Daniel Durrant, author of Climate Change, is currently touring in support of his Steampunk Espionage novella. I turned my site over to Daniel, asking him what difficulties he faced while writing Climate Change and in writing in the realm of speculative fiction in general. What’s come out of my question is a wonderful guest post that talks about themes, Tolkien, and the muddy waters of genre. Oh, and there’s an extended excerpt and another awesome giveaway too! 🙂
It’s All Tolkien’s Fault
I love speculative fiction. I love reading it, and I love writing it. But there are two aspects that annoy me. The first is the look that appears on some faces when you use the term. I used to work in marketing consultancy, and any attempt to explain what I did would result in a confused, glazed-over look that said: “I don’t really understand what you mean”. Talking about speculative fiction produces exactly the same look, so I’ve ditched the term. Thankfully, “Steampunk” seems to be entering common use anyway.

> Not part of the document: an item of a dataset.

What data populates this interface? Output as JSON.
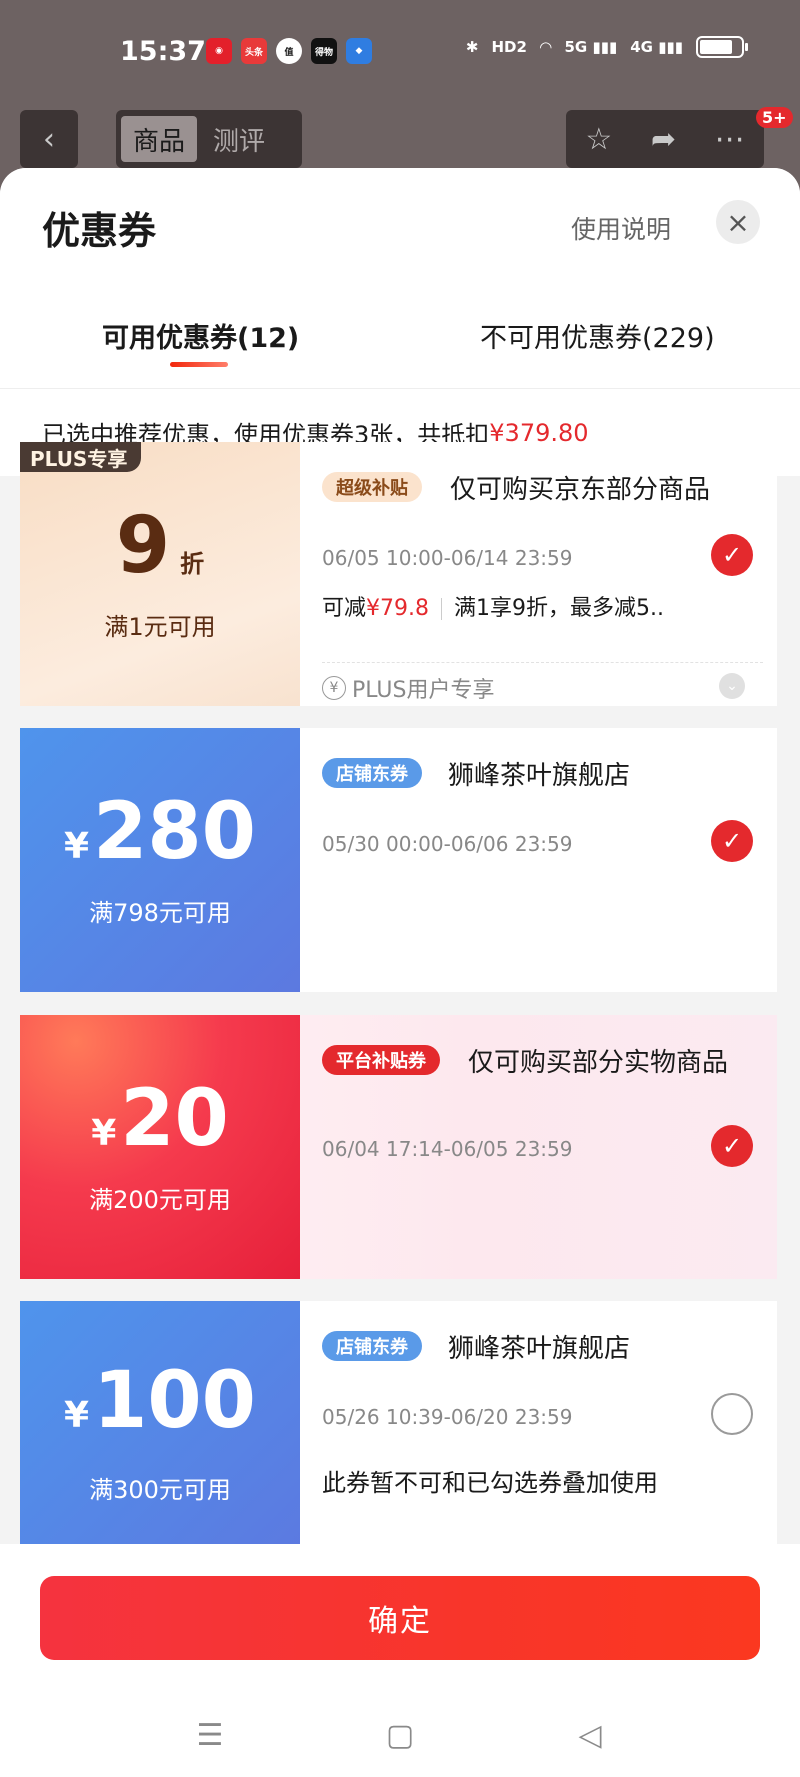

The second is the subject of themes. I’m not saying themes don’t matter; on the contrary, spec-fic ideas usually spring from a “what-if” scenario, so a good story should be driven by that piece of speculation. No, it’s the obsession with underlying themes that irks me.
It’s unique to the genre. As if it’s not enough to build a whole world (you don’t have to do that in chick-lit), there seems to be a perception that a novel should be built on some concealed foundation. “It’s just a story” is a perfectly acceptable justification in other genres; no-one ever criticized crime drama for not providing an allegorical reference. Not so in spec-fic. Personally, I blame Tolkien.
People have spent a lot of time finding themes in Lord of the Rings and debating their merit. I once read the whole trilogy should be viewed as an allegory of the cold war. The forces of Mordor are portrayed as a vast, faceless enemy in the East. They exist behind a huge wall that divides Middle Earth. One small device has the power to unleash colossal destruction. So it doesn’t seem an unreasonable position to take.
Yet Tolkien rejected this – and indeed, every other theory, going so far as to say that he “disliked allegory in all its forms.” But he did concede that many themes were applicable, and invented a new word to describe the concept – applicability – stating it was more accurate than allegory.
I think there is a lot of truth in that. Themes are often woven into a novel unconsciously, rather than deliberately; every idea a writer has is influenced by something. The reader may spot it when the author does not. With that in mind, I asked a few friends that helped beta-read Climate Change what underlying themes they saw in the work.
Amongst the answers were: how those in power come to believe they are better rather than luckier. The dangers of religious fundamentalism. The amount of technology we have in our lives is disconnecting from us from each other. That we’re placing too much value on things rather than people. People regard science as boring but still expect it to give them everything they want. We’re only pretending to care about the environment, and not really doing anything meaningful to protect it.
Many of these points reflect my beliefs, so it appears there is more of me in the novel than I realised. Since none of it was intentional, it concerns me a little; I’m not sure I want my psyche on show.
I maintain there is no allegory in Climate Change, but the above undeniably supports the “applicability” principle. Maybe Tolkien was alright after all.
But it is just a story.
In a world driven by steam and power-hungry Industrialists, can one man change the course of history?
Edward Rankine, inventor and engineer aboard the battle-cruiser Dominator, has devised an ingenious plan to open the frozen Northwest Passage.
Believing he is performing a service for the benefit of mankind, Edward is appalled to discover there is a saboteur in his midst.
Working with a crew of ‘Jacks and Jills’, mechanically enhanced humans sentenced to a life of servitude, Edward is forced to battle on the icebound waters of the northern seas.
Not only does Edward have a mutiny on his hands, but he must also find a way to save the passengers aboard the Dominator, possibly abandoning his own noble ambition in the process.
Will Edward’s plan succeed in the face of adversity, or in failing to clear the Northwest Passage will he stumble upon something greater?
An Excerpt from Climate Change
by Daniel Durrant…
ABOUT THE AUTHOR
Daniel Durrant is a new author writing mainly in the horror and science fiction genres. His short stories have been published in anthologies in the UK and USA, and he is currently working on his first full-length novel. He lives on the Norfolk Coast in England.
CONNECT WITH DANIEL
Sirens Call Publications will be giving away digital copies of Climate Change by Daniel Durrant to 5 (five) lucky winners! Follow the link to enter for your chance to win!